THE DATA section start

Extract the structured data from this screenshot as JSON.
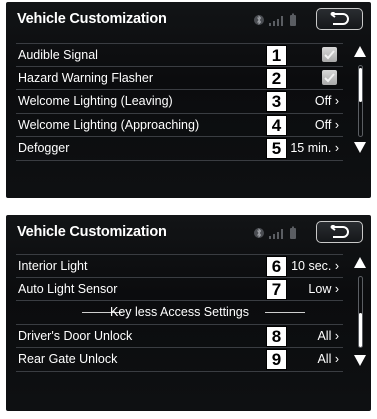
{
  "screens": [
    {
      "title": "Vehicle Customization",
      "rows": [
        {
          "label": "Audible Signal",
          "callout": "1",
          "value": "",
          "checked": true
        },
        {
          "label": "Hazard Warning Flasher",
          "callout": "2",
          "value": "",
          "checked": true
        },
        {
          "label": "Welcome Lighting (Leaving)",
          "callout": "3",
          "value": "Off ›",
          "checked": false
        },
        {
          "label": "Welcome Lighting (Approaching)",
          "callout": "4",
          "value": "Off ›",
          "checked": false
        },
        {
          "label": "Defogger",
          "callout": "5",
          "value": "15 min. ›",
          "checked": false
        }
      ]
    },
    {
      "title": "Vehicle Customization",
      "rows": [
        {
          "label": "Interior Light",
          "callout": "6",
          "value": "10 sec. ›"
        },
        {
          "label": "Auto Light Sensor",
          "callout": "7",
          "value": "Low ›"
        }
      ],
      "section_label": "Key less Access Settings",
      "rows_after_section": [
        {
          "label": "Driver's Door Unlock",
          "callout": "8",
          "value": "All ›"
        },
        {
          "label": "Rear Gate Unlock",
          "callout": "9",
          "value": "All ›"
        }
      ]
    }
  ],
  "icons": {
    "bluetooth": "bluetooth-icon",
    "signal": "signal-strength-icon",
    "battery": "battery-icon",
    "back": "back-arrow-icon",
    "check": "check-icon",
    "scroll_up": "scroll-up-icon",
    "scroll_down": "scroll-down-icon"
  },
  "colors": {
    "screen_background": "#0e1012",
    "text": "#ffffff",
    "divider": "#3a3d42",
    "checkbox": "#bdbdbd",
    "callout_border": "#000000"
  }
}
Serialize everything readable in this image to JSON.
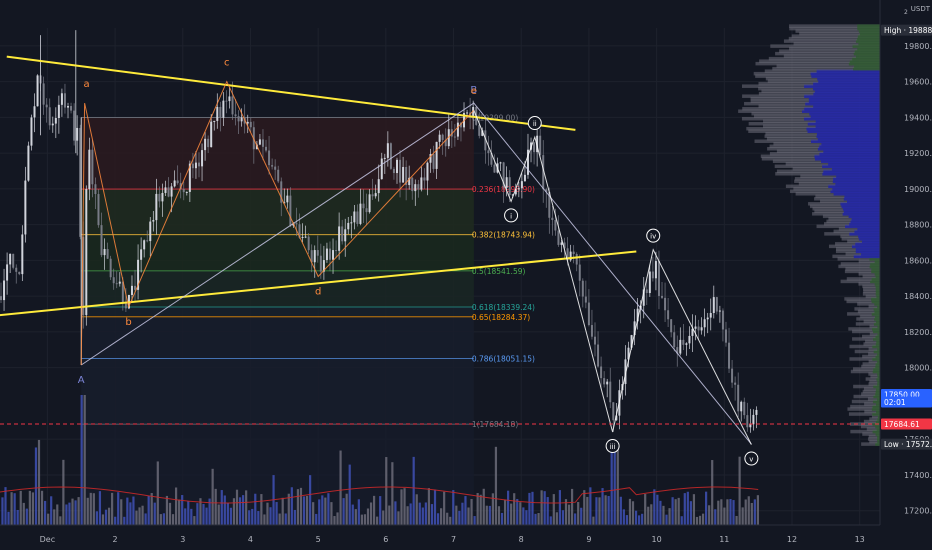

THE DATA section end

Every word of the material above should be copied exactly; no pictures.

— RESULT FOR THIS TASK —
Extract the structured data from this screenshot as JSON.
{
  "screens": [
    {
      "title": "Vehicle Customization",
      "rows": [
        {
          "label": "Audible Signal",
          "callout": "1",
          "value": "",
          "checked": true
        },
        {
          "label": "Hazard Warning Flasher",
          "callout": "2",
          "value": "",
          "checked": true
        },
        {
          "label": "Welcome Lighting (Leaving)",
          "callout": "3",
          "value": "Off ›",
          "checked": false
        },
        {
          "label": "Welcome Lighting (Approaching)",
          "callout": "4",
          "value": "Off ›",
          "checked": false
        },
        {
          "label": "Defogger",
          "callout": "5",
          "value": "15 min. ›",
          "checked": false
        }
      ]
    },
    {
      "title": "Vehicle Customization",
      "rows": [
        {
          "label": "Interior Light",
          "callout": "6",
          "value": "10 sec. ›"
        },
        {
          "label": "Auto Light Sensor",
          "callout": "7",
          "value": "Low ›"
        }
      ],
      "section_label": "Key less Access Settings",
      "rows_after_section": [
        {
          "label": "Driver's Door Unlock",
          "callout": "8",
          "value": "All ›"
        },
        {
          "label": "Rear Gate Unlock",
          "callout": "9",
          "value": "All ›"
        }
      ]
    }
  ],
  "icons": {
    "bluetooth": "bluetooth-icon",
    "signal": "signal-strength-icon",
    "battery": "battery-icon",
    "back": "back-arrow-icon",
    "check": "check-icon",
    "scroll_up": "scroll-up-icon",
    "scroll_down": "scroll-down-icon"
  },
  "colors": {
    "screen_background": "#0e1012",
    "text": "#ffffff",
    "divider": "#3a3d42",
    "checkbox": "#bdbdbd",
    "callout_border": "#000000"
  }
}
Serialize everything readable in this image to JSON.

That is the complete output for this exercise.